The Ancient Romans relied on a curious object to tell time: a sundial in the shape of an Italian ham. National Geographic has featured the work of Wesleyan University’s Christopher Parslow to re-create this ancient “pork clock” through 3-D printing, which is helping researchers to better understand how it was used and what information it conveyed.
|Archaeologists were initially baffled when the strange shaped object was excavated in the 1760s from the|
ruins of the Villa dei Papiri in Herculaneum [Credit: Lady Erin/Flickr]
The small, portable sundial—the “pocket watch of its day,” according to the article—was first excavated in the 1760s from the ruins of a grand country house in the Roman town of Herculaneum, which was destroyed by the catastrophic eruption of Mount Vesuvius in A.D. 79.
Christopher Chenier, digital design technologist and visiting assistant professor of art, printed the “pork clock” on a 3-D printer at Wesleyan.

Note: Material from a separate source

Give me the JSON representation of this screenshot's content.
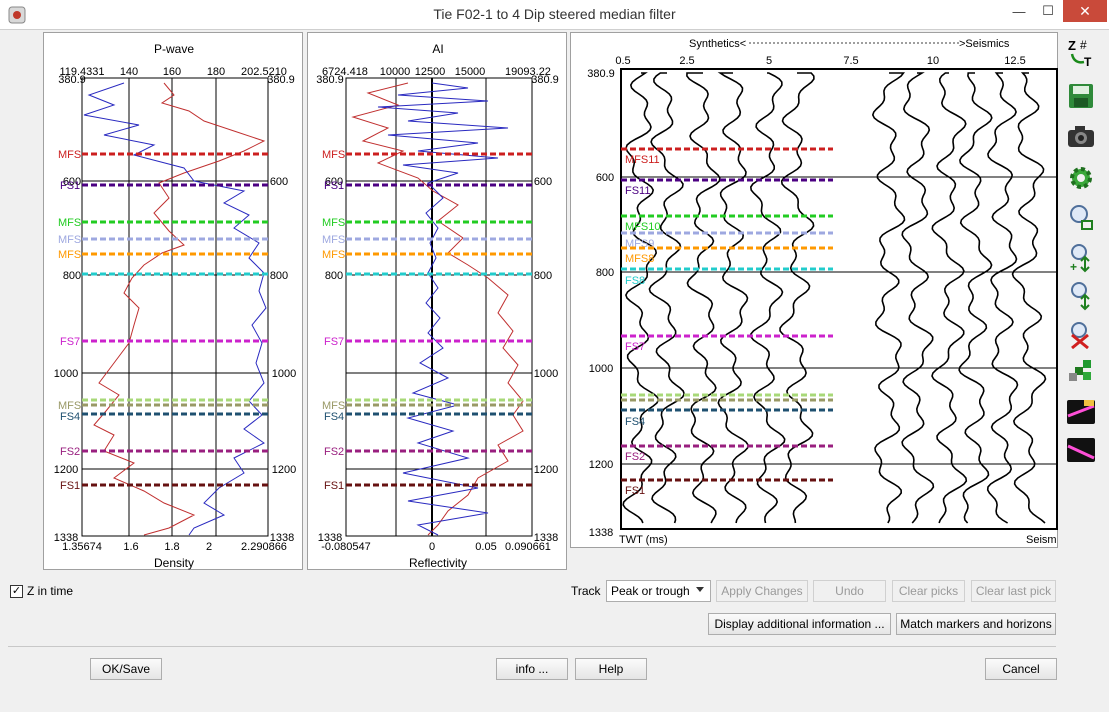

According to the article:
"After Parslow was asked about the pork clock, he was inspired to build a 3-D model. He took dozens of photos of the timepiece at its home institution, Italy’s National Archaeological Museum of Naples. A 3-D printer at his university churned out the model—in plastic rather than the original silver-coated bronze—in a matter of hours.
|A model of the “pork clock” sundial shows the time as 9 a.m. [Credit: Christopher Parslow; |
3-D print by Christopher Chenier]
The original clock is missing its gnomon, the part of a sundial that casts a shadow, but an 18th-century museum curator described it having one in the shape of a pig’s tail, so Parslow re-created that, too.
Parslow then experimented with the sundial outdoors. The clock is hung from a string so that the sun falls on its left side, allowing the attached pig’s tail to cast a shadow across the grid.
The user aligns the clock so that the tip of the tail’s shadow falls on the vertical line for the current month. Finally, the user counts the number of horizontal lines from the top horizontal line to the horizontal line closest to the tip of the shadow. That indicates the number of hours after sunrise or before sunset."
Author: Lauren Rubenstein | Source: Wesleyan University [January 21, 2017]